Household debt is now rising faster in Canada than in the United States and will continue to grow as low interest rates encourage consumers to spend beyond their means, warned a report from one of the country’s largest banks Wednesday.
The TD Economics report says Canadian debt loads have become excessive as consumers get more accustomed to easy borrowing. It adds that debt levels could continue to rise as long as the Bank of Canada keeps its key lending rate at historically low levels.
The report was released the same day Canada’s central bank warned that a strong housing market that led the economy out of recession has contributed to the highest domestic debt burdens in history. Its latest data shows the ratio of household debt to disposable income has reached 147 per cent.
But bank governor Mark Carney said he’s not overly concerned about comparisons with the United States, which he said is in far worse shape and will require more work to return to pre-recession levels.
American personal debt is in a gradual recovery mode, due to a period of deleveraging and home foreclosures. The stateside economy is also struggling with high unemployment and dismal consumer confidence coming out of the recession, which has encouraged many to rein in their spending habits and cut up credit cards.
As a result, growing Canadian debt levels are quickly coming in line with their American counterparts, the TD report found.
“The Canadian debt imbalance is currently not as great as that experienced in the U.S. and does not require a major deleveraging,” the report said.
However, “growth in personal debt must slow relative to income growth over the coming years or else the risks of a future deleveraging will increase.”
Canada’s central bank has signalled similar concerns about high debt loads and warned Tuesday that with household debt so high, it expects Canadians to spend less.
At the same time, it slashed its forecast for economic growth but held the interest rate at one per cent.
TD Bank (TSX:TD) chief economist Craig Alexander said the Bank of Canada’s decision to hold interest rates is “perfectly appropriate,” given Canada’s economic outlook and the rate of inflation.
“But the challenge is, we also have very high personal debt and as a result, we run the risk of households taking advantage of the low interest rates by borrowing more heavily at a time when finances are already pretty stretched,” he said.
The report warns that 1-in-10 Canadian households are at risk of being unable to meet financial obligations when interest rates rise. Low-income Canadians will be most vulnerable because debt eats up more of their income.
Canadians need to work to reduce their debts now while low interest rates exist and debt servicing is affordable, instead of taking advantage of it to rack up more debt, Alexander said.
“We’re trying to signal to households that they need to be careful about borrowing in a low interest environment,” he said.
“When rates come up to more normal levels, there is going to be a percentage of Canadian households that are impacted by rising debt service costs because they have taken out more leverage in recent years.”
In other words, the low interest rates have convinced many people that they can spend more than they can actually afford.
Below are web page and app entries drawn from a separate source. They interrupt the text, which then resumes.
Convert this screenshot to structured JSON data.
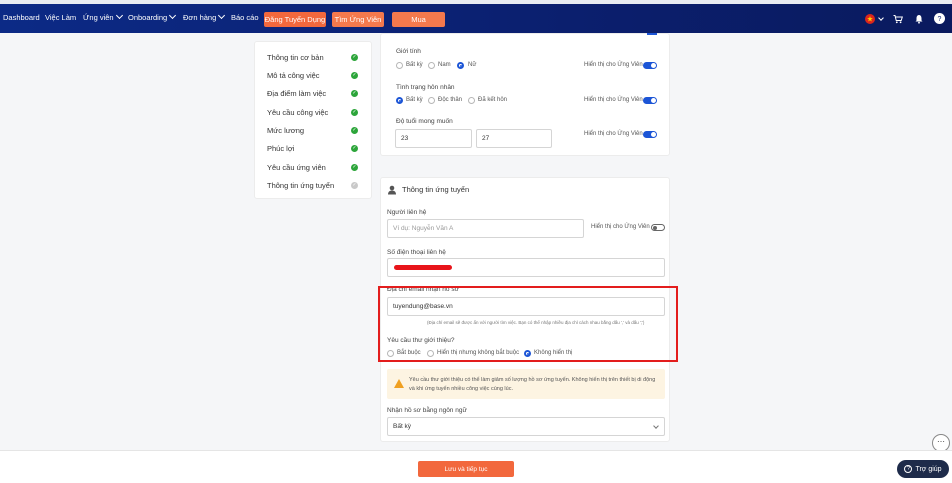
{
  "navbar": {
    "items": [
      {
        "label": "Dashboard",
        "dropdown": false
      },
      {
        "label": "Việc Làm",
        "dropdown": false
      },
      {
        "label": "Ứng viên",
        "dropdown": true
      },
      {
        "label": "Onboarding",
        "dropdown": true
      },
      {
        "label": "Đơn hàng",
        "dropdown": true
      },
      {
        "label": "Báo cáo",
        "dropdown": false
      }
    ],
    "post_job_label": "Đăng Tuyển Dụng",
    "find_candidate_label": "Tìm Ứng Viên",
    "buy_label": "Mua",
    "icons": [
      "flag-vn-icon",
      "cart-icon",
      "bell-icon",
      "help-circle-icon"
    ]
  },
  "steps": [
    {
      "label": "Thông tin cơ bản",
      "done": true
    },
    {
      "label": "Mô tả công việc",
      "done": true
    },
    {
      "label": "Địa điểm làm việc",
      "done": true
    },
    {
      "label": "Yêu cầu công việc",
      "done": true
    },
    {
      "label": "Mức lương",
      "done": true
    },
    {
      "label": "Phúc lợi",
      "done": true
    },
    {
      "label": "Yêu cầu ứng viên",
      "done": true
    },
    {
      "label": "Thông tin ứng tuyển",
      "done": false
    }
  ],
  "candidate_requirements": {
    "gender": {
      "label": "Giới tính",
      "options": [
        "Bất kỳ",
        "Nam",
        "Nữ"
      ],
      "selected": "Nữ"
    },
    "marital": {
      "label": "Tình trạng hôn nhân",
      "options": [
        "Bất kỳ",
        "Độc thân",
        "Đã kết hôn"
      ],
      "selected": "Bất kỳ"
    },
    "age": {
      "label": "Độ tuổi mong muốn",
      "min": "23",
      "max": "27"
    },
    "show_to_candidate_label": "Hiển thị cho Ứng Viên"
  },
  "application_info": {
    "title": "Thông tin ứng tuyển",
    "contact_person_label": "Người liên hệ",
    "contact_person_placeholder": "Ví dụ: Nguyễn Văn A",
    "show_to_candidate_label": "Hiển thị cho Ứng Viên",
    "phone_label": "Số điện thoại liên hệ",
    "email_label": "Địa chỉ email nhận hồ sơ",
    "email_value": "tuyendung@base.vn",
    "email_hint": "(Địa chỉ email sẽ được ẩn với người tìm việc. Bạn có thể nhập nhiều địa chỉ cách nhau bằng dấu ',' và dấu ';')",
    "cover_letter": {
      "label": "Yêu cầu thư giới thiệu?",
      "options": [
        "Bắt buộc",
        "Hiển thị nhưng không bắt buộc",
        "Không hiển thị"
      ],
      "selected": "Không hiển thị"
    },
    "warning": "Yêu cầu thư giới thiệu có thể làm giảm số lượng hồ sơ ứng tuyển. Không hiển thị trên thiết bị di động và khi ứng tuyển nhiều công việc cùng lúc.",
    "language_label": "Nhận hồ sơ bằng ngôn ngữ",
    "language_value": "Bất kỳ"
  },
  "footer": {
    "save_label": "Lưu và tiếp tục",
    "help_label": "Trợ giúp"
  },
  "colors": {
    "navbar": "#0c2a86",
    "accent": "#f2683d",
    "toggle_on": "#1c55d6",
    "check": "#2ca53a",
    "highlight": "#e31d1d"
  }
}
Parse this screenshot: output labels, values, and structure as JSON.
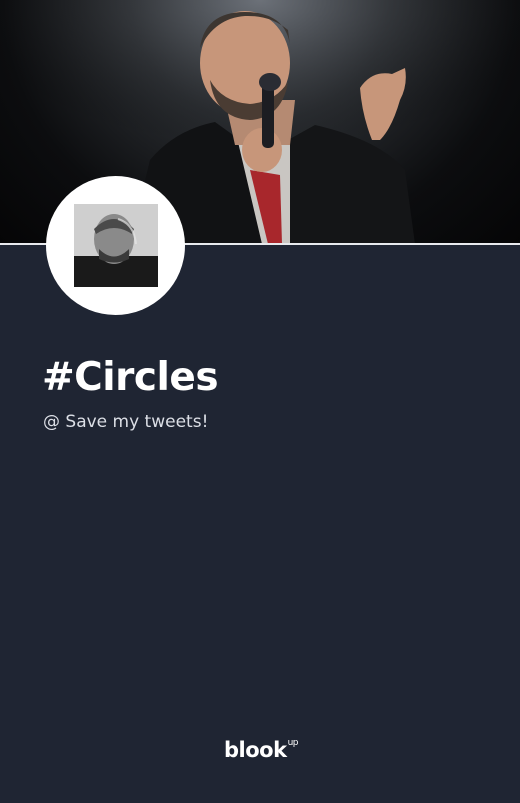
{
  "header": {
    "cover_photo": "performer-with-microphone-photo"
  },
  "profile": {
    "avatar": "album-cover-avatar",
    "hashtag": "#Circles",
    "subtitle": "@ Save my tweets!"
  },
  "footer": {
    "brand_name": "blook",
    "brand_superscript": "up"
  },
  "colors": {
    "background": "#1f2533",
    "title_text": "#ffffff",
    "subtitle_text": "#dcdfe6",
    "divider": "#e8eaee"
  }
}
A supply of credit from banks, including the easing of mortgage qualifications, gave consumers easy access to borrowing, the report found.
“Nowhere was the impact of lower borrowing costs and greater household confidence more clearly observed than in the housing market, where ownership rates increased steadily over the past two decades,” it added.
And signs for the near term show that those problems could persist as wage increases start to slow.
While debt growth is expected slow to five per cent from eight to 10 per cent in the past decade, income growth will only be about four per cent, meaning debt will continue to rise more rapidly than income.
If debt growth continues to outpace income growth, the debt-to-income ratio could rise from 147 per cent to 151 per cent by 2013, the report warned.
A more healthy debt-to-income level would be 138 to 140 per cent, meaning today’s levels are a cause for concern, but do not signal a looming crisis like that seen in the U.S. after the ratio rose as high as 160 per cent, Alexander said.